▶ _Problem_
Every line with "price" in it must be copied from the data.

Stored dataset items
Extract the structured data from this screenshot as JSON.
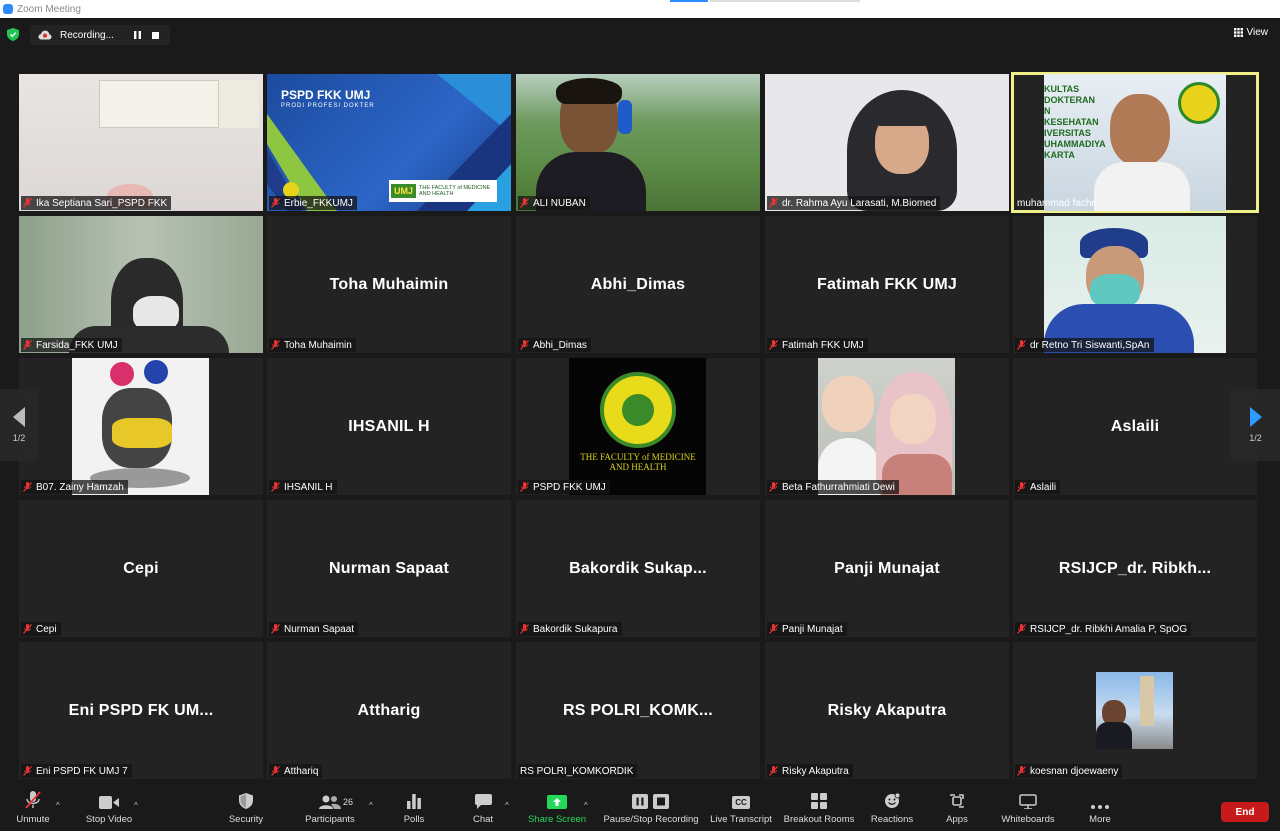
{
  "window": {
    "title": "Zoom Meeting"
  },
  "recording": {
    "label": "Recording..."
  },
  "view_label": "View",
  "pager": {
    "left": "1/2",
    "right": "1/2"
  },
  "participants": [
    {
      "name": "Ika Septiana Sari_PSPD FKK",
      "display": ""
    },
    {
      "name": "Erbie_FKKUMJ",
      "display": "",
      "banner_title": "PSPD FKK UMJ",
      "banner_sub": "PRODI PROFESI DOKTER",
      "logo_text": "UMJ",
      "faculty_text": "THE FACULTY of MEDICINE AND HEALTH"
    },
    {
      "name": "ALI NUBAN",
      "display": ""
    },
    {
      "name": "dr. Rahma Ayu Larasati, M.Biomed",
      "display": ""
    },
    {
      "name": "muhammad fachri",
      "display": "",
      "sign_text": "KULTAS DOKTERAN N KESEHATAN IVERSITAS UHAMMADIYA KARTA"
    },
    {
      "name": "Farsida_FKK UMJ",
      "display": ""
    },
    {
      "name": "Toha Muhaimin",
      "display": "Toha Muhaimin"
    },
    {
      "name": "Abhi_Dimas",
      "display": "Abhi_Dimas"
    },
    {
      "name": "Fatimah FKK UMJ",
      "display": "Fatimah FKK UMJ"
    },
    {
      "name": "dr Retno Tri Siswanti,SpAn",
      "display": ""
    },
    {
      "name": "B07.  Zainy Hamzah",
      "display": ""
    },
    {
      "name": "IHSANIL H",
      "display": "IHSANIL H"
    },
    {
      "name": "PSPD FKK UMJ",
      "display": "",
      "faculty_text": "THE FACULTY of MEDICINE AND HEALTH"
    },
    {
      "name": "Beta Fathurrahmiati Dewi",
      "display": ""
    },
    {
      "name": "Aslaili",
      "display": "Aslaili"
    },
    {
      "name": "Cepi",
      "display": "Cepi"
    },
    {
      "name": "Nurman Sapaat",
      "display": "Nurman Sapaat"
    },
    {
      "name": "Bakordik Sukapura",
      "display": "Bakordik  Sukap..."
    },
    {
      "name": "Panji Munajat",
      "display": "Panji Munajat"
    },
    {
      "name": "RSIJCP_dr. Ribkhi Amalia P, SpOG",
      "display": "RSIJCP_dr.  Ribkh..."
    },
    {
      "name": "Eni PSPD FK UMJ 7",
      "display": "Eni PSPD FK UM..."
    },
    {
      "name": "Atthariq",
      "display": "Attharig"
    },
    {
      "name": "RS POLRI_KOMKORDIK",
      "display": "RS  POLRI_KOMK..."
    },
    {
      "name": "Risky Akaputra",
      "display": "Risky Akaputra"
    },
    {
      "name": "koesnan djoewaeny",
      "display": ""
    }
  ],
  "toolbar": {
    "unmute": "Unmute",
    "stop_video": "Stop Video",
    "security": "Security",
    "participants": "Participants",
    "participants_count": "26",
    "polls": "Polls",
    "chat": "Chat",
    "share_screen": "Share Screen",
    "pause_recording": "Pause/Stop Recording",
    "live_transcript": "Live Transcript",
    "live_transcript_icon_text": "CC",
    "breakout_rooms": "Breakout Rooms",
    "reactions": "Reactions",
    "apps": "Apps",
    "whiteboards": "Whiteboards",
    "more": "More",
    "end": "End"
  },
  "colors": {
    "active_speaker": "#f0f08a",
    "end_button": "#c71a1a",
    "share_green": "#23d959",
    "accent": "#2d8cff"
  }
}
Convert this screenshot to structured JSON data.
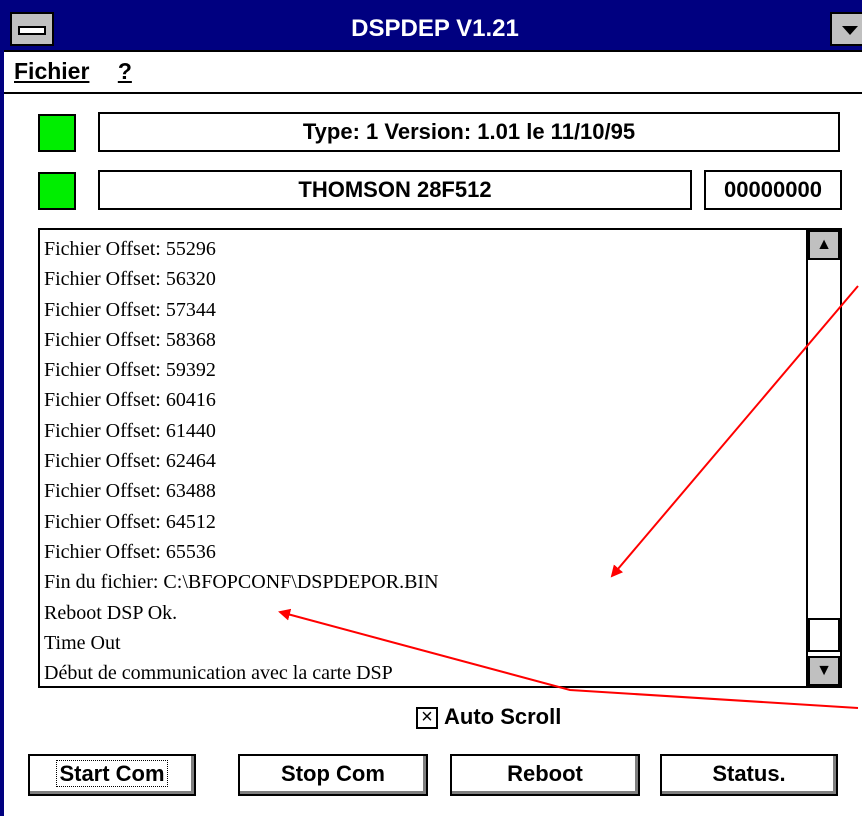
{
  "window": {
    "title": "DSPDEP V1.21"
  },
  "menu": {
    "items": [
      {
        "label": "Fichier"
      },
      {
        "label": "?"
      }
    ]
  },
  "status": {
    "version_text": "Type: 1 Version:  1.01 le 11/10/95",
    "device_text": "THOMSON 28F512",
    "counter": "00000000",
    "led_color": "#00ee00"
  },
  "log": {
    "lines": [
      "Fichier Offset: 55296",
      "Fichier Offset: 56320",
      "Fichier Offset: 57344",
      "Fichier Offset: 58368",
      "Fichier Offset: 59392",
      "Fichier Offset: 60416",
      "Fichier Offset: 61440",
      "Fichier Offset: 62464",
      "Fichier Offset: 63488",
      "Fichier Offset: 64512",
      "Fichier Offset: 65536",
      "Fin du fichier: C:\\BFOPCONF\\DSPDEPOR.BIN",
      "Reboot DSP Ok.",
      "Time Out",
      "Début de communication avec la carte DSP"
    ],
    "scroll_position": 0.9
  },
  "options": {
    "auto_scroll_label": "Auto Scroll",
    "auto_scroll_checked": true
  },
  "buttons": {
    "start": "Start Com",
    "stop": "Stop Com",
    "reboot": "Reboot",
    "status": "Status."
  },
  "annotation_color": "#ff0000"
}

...

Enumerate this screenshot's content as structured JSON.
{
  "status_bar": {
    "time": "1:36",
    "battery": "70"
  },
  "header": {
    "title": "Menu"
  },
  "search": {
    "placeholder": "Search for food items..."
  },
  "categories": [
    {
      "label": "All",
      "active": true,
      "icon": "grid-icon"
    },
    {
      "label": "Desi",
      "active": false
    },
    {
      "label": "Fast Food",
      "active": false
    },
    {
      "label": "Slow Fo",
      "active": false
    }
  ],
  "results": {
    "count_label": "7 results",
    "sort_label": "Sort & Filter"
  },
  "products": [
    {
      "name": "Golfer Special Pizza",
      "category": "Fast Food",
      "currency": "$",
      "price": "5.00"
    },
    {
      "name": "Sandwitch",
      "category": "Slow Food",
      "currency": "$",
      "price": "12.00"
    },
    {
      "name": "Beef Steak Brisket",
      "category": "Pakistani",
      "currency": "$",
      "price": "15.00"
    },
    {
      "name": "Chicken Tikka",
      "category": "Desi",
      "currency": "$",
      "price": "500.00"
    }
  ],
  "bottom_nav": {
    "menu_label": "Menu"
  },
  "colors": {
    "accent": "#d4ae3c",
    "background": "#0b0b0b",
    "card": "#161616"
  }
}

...

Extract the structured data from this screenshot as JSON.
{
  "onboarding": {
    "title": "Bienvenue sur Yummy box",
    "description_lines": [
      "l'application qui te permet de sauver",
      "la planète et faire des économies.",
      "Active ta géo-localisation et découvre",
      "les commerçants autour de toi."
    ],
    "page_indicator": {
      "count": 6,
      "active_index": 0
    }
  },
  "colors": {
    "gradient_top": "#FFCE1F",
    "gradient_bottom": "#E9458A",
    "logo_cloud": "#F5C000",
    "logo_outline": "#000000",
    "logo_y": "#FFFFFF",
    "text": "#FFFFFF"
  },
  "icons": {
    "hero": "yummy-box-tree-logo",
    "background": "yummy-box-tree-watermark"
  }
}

▶ _Response area_
      "price": "5.00"
      "price": "12.00"
      "price": "15.00"
      "price": "500.00"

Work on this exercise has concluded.